Posted in AZBlueMeanie, Campaigns, Corruption, Crime, Election Integrity, Elections, Ethics, International, Justice, Law Enforcement, Party Politics, President, Scandals, Taxes
Tagged bank fraud, Department of Justice, FBI, Financial Crimes Enforcement Network, money laundering, Special Counsel, Tax Evasion
“Mark your calendars! It’s almost time again for the Rodeo Days Arts Celebration! Get ready to put on your cowboy hat and come see some of the region’s best fine art, jewelry, wood work, metal art, pottery, fused glass, leather work and more! Listen to Mariachi Herradura, The BILL GANZ WESTERN Band and the Arizona Dance Hands!! Sip local brew, dine on food from Plaza Palomino restaurants – and also food trucks! Pony rides, the infamous Quick Draw with Former Mayor Bob Walkup and local notables, and a western costume contest! Silent Auction benefits the Gospel Rescue Mission homeless shelters, and the beer proceeds go to Tucson Association of Museums. Come out and enjoy one of Tucson’s favorite western-themed events! Free and fun for the whole family!”
https://plazapalomino.com/event/rodeo-days-arts-celebration-3/. Organized by my friend Susan French (pictured below with former Tucson Mayor Walkup)
The GOP primary in CD 8 has exposed what a sorry lot of candidates from which Republicans have to choose.
Former state Senator Steve Montenegro, “a true conservative Christian minister running for Congress” (per his website), suddenly has a scandal: Flirtatious texts, topless photo roil Steve Montenegro’s campaign; he blasts ‘false tabloid trash’:
Days before Steve Montenegro decided to run for Congress, a state Senate staffer was trading flirtatious text messages with a cellphone number associated with Montenegro, according to a record of the messages viewed by The Arizona Republic.
During one exchange in November, while Montenegro was on a work trip in Tennessee, the messages discuss how the staffer could have attended the conference as well. The staffer later sent a topless photo of herself to the number.
The response, according to the messages: “You should have come.”
The texts suggest a close, consensual relationship, albeit between an ambitious elected official and someone in an entry-level legislative job.
Montenegro’s campaign has declined since last week to comment in response to Republic inquiries about the messages.

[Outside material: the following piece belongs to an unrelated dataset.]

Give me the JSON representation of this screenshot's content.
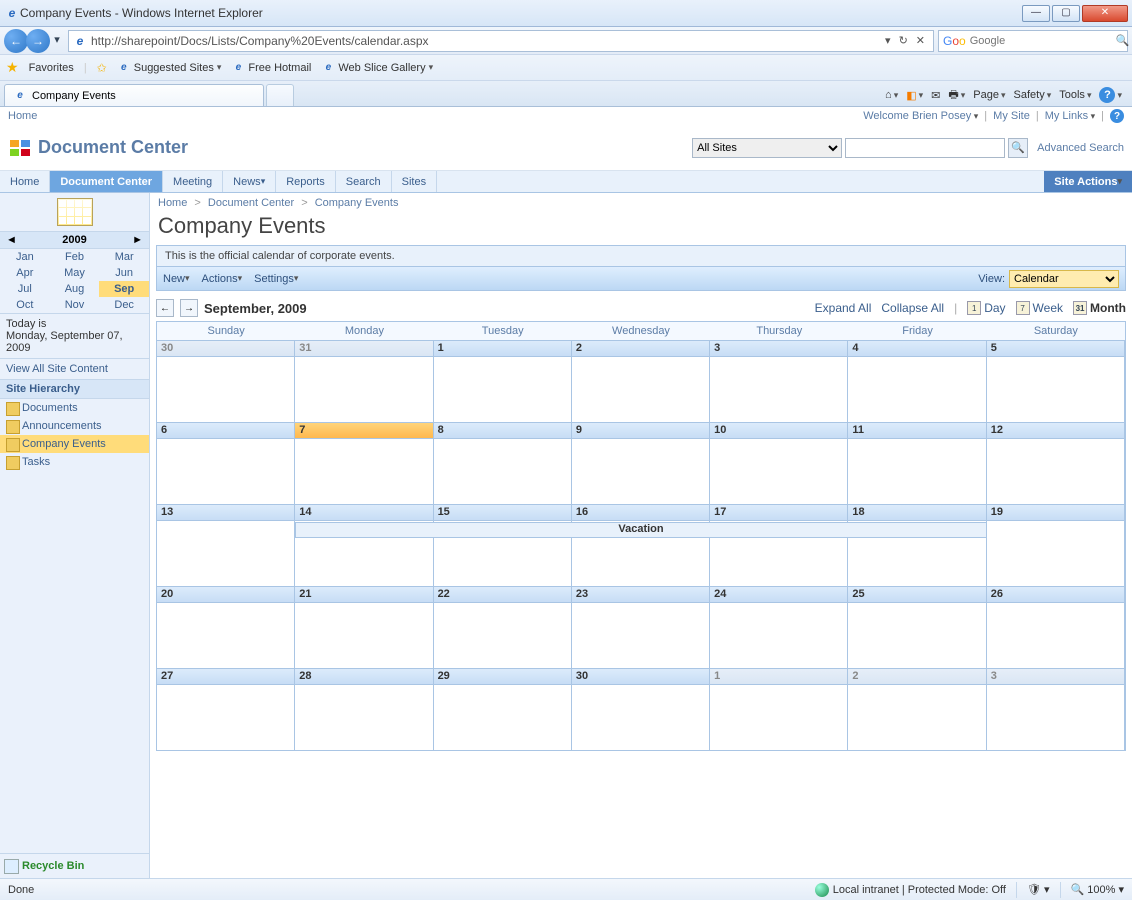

He has skipped campaign events in recent days.
In a statement released by his campaign after a story about the text messages aired Tuesday on 12 News, Montenegro dismissed the matter as “false tabloid trash” but didn’t address the content of the text conversations.
His campaign didn’t respond when asked to specify what he deemed to be false or distorted.